President-elect Donald Trump said that he will nominate retired General James Mattis to be his new administration's secretary of defence in Ohio during the first stop of his victory tour across America.
"We are going to appoint 'Mad Dog Mattis' as our secretary of defense," Trump told cheering supporters in Cincinnati, Ohio. "But we're not announcing until Monday, so don't tell anybody," Trump said, after giving a thumbs up.
Trump called Mattis "one of our great, great generals" adding "he's our best. They say he's the closest thing to [World War II] General George Patton that we have, and it's about time, it's about time."
Trump said he "gave up a little secret" after his transition team had said no more cabinet announcements would be made this week. "We have a great, great cabinet. And wait till you see what's coming next week," Trump said earlier in his speech.
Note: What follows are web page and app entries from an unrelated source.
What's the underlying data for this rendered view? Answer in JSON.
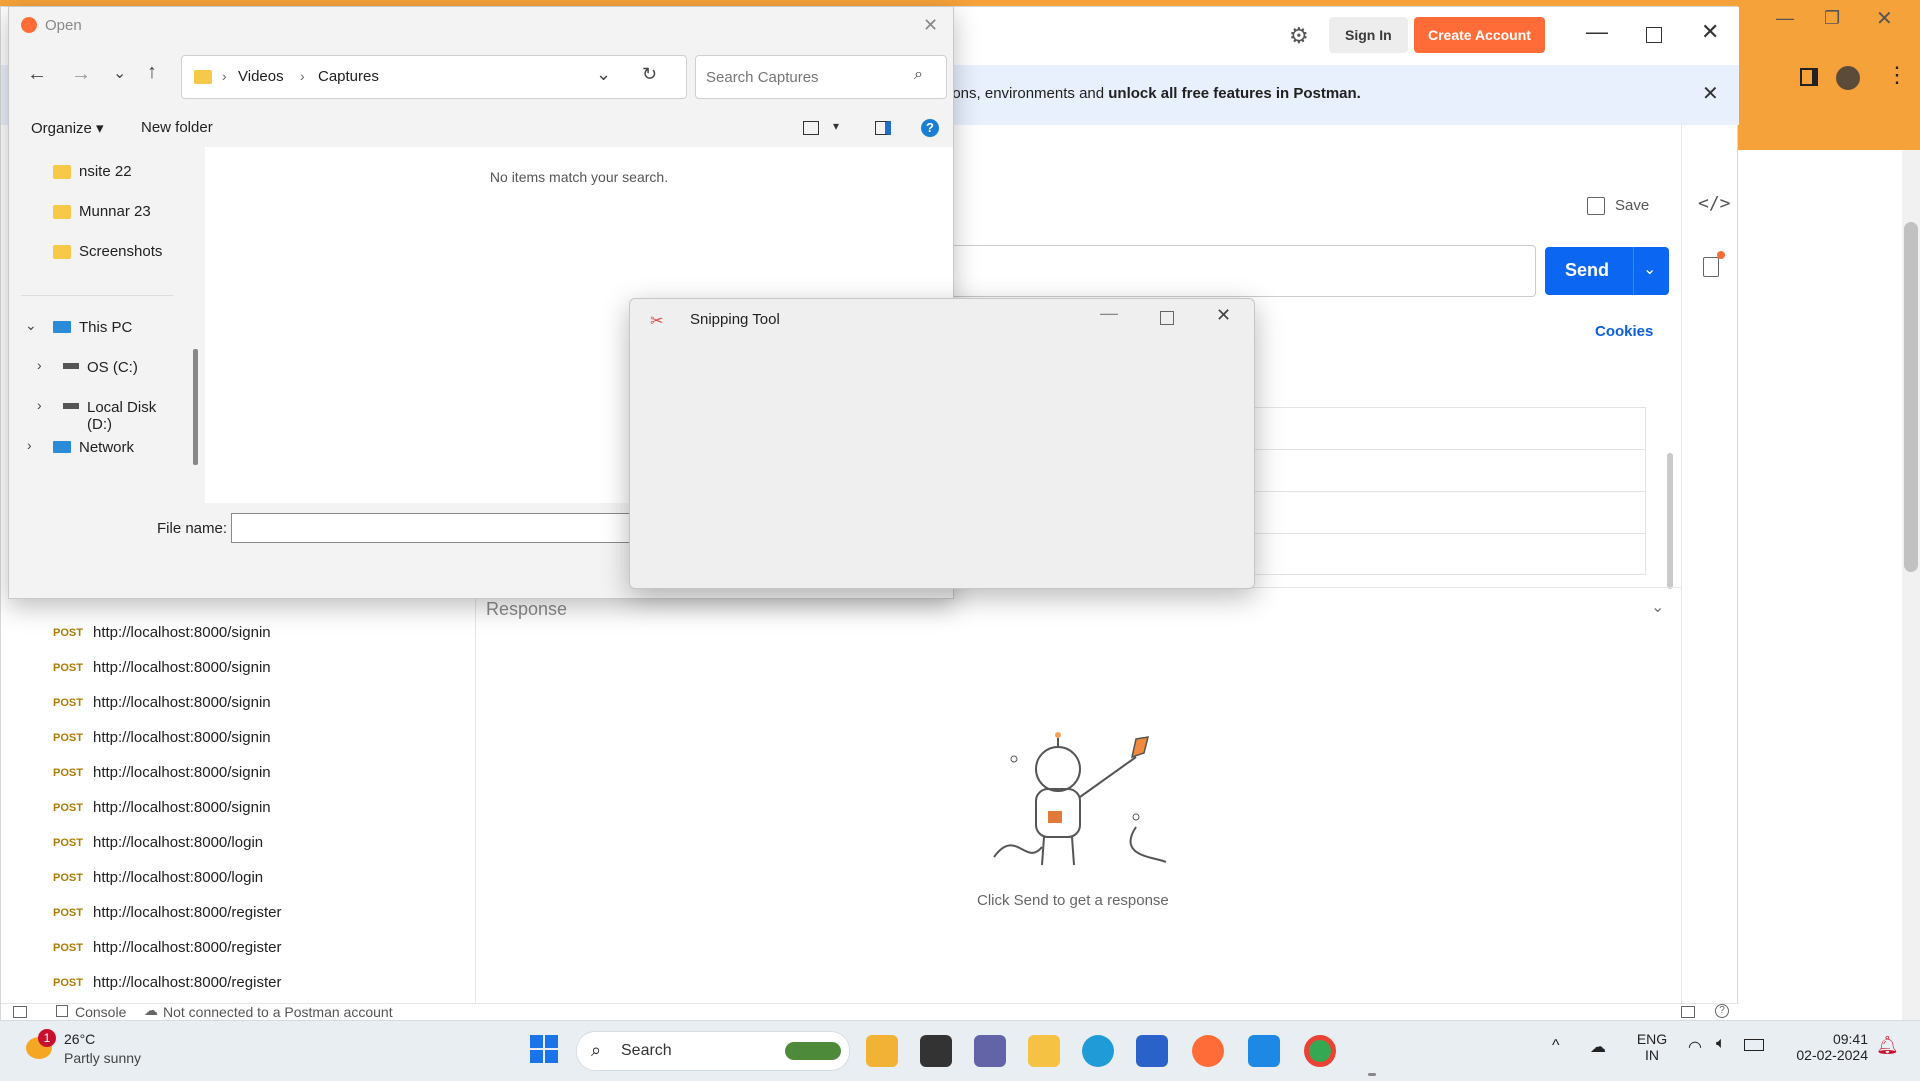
{
  "postman": {
    "topbar": {
      "sign_in": "Sign In",
      "create_account": "Create Account"
    },
    "banner": {
      "text": "ions, environments and ",
      "bold": "unlock all free features in Postman."
    },
    "save_label": "Save",
    "send_label": "Send",
    "cookies_label": "Cookies",
    "response_label": "Response",
    "response_empty": "Click Send to get a response",
    "history": [
      {
        "method": "POST",
        "url": "http://localhost:8000/signin"
      },
      {
        "method": "POST",
        "url": "http://localhost:8000/signin"
      },
      {
        "method": "POST",
        "url": "http://localhost:8000/signin"
      },
      {
        "method": "POST",
        "url": "http://localhost:8000/signin"
      },
      {
        "method": "POST",
        "url": "http://localhost:8000/signin"
      },
      {
        "method": "POST",
        "url": "http://localhost:8000/signin"
      },
      {
        "method": "POST",
        "url": "http://localhost:8000/login"
      },
      {
        "method": "POST",
        "url": "http://localhost:8000/login"
      },
      {
        "method": "POST",
        "url": "http://localhost:8000/register"
      },
      {
        "method": "POST",
        "url": "http://localhost:8000/register"
      },
      {
        "method": "POST",
        "url": "http://localhost:8000/register"
      }
    ],
    "statusbar": {
      "console": "Console",
      "connection": "Not connected to a Postman account"
    }
  },
  "open_dialog": {
    "title": "Open",
    "breadcrumb": [
      "Videos",
      "Captures"
    ],
    "search_placeholder": "Search Captures",
    "organize": "Organize",
    "new_folder": "New folder",
    "empty_message": "No items match your search.",
    "nav_folders": [
      "nsite 22",
      "Munnar 23",
      "Screenshots"
    ],
    "this_pc": "This PC",
    "drives": [
      "OS (C:)",
      "Local Disk (D:)"
    ],
    "network": "Network",
    "file_name_label": "File name:",
    "file_name_value": ""
  },
  "snipping": {
    "title": "Snipping Tool"
  },
  "taskbar": {
    "weather_temp": "26°C",
    "weather_desc": "Partly sunny",
    "weather_badge": "1",
    "search": "Search",
    "lang": "ENG",
    "region": "IN",
    "time": "09:41",
    "date": "02-02-2024"
  }
}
President Barack Obama appointed Mattis to replace General David Petraeus as head of the United States Central Command – which oversees military operations in 20 countries – in August 11, 2010.
Mattis, who goes by the call sign "Chaos" and nicknames "Warrior Monk" and "Mad Dog Mattis" retired on March 22, 2013. The National Security Act of 1947 forbids anyone from becoming Secretary of Defense less than seven years after retiring from active duty as a commissioned officer in the US military. Trump's nomination of Mattis will need to be vetted through confirmation hearings in the Senate and Mattis will need a special waiver granted to sidestep the law.
Mattis said in 2005 during his time commanding Marines in Afghanistan and Iraq that "it's a hell of a lot of fun to shoot" Taliban fighters. "You go into Afghanistan, you got guys who slap women around for five years because they didn't wear a veil," Mattis said. "You know, guys like that ain't got no manhood left anyway."
The defense secretary nominee is also hawkish on Iran and called President Obama naive for signing a deal to stop the country from developing a nuclear weapon.
In April Mattis said Iran "remains the single most belligerent actor in the Middle East" during a speech at the Washington DC think tank the Center for Strategic and International Studies. He added that Tehran's behaviour shows "no signs of changing."
Russian Deputy Foreign Minister Sergey Ryabkov called the deal "very balanced" and that it contains "considerable positive impetus for the situation in the Middle East and for international relations in general."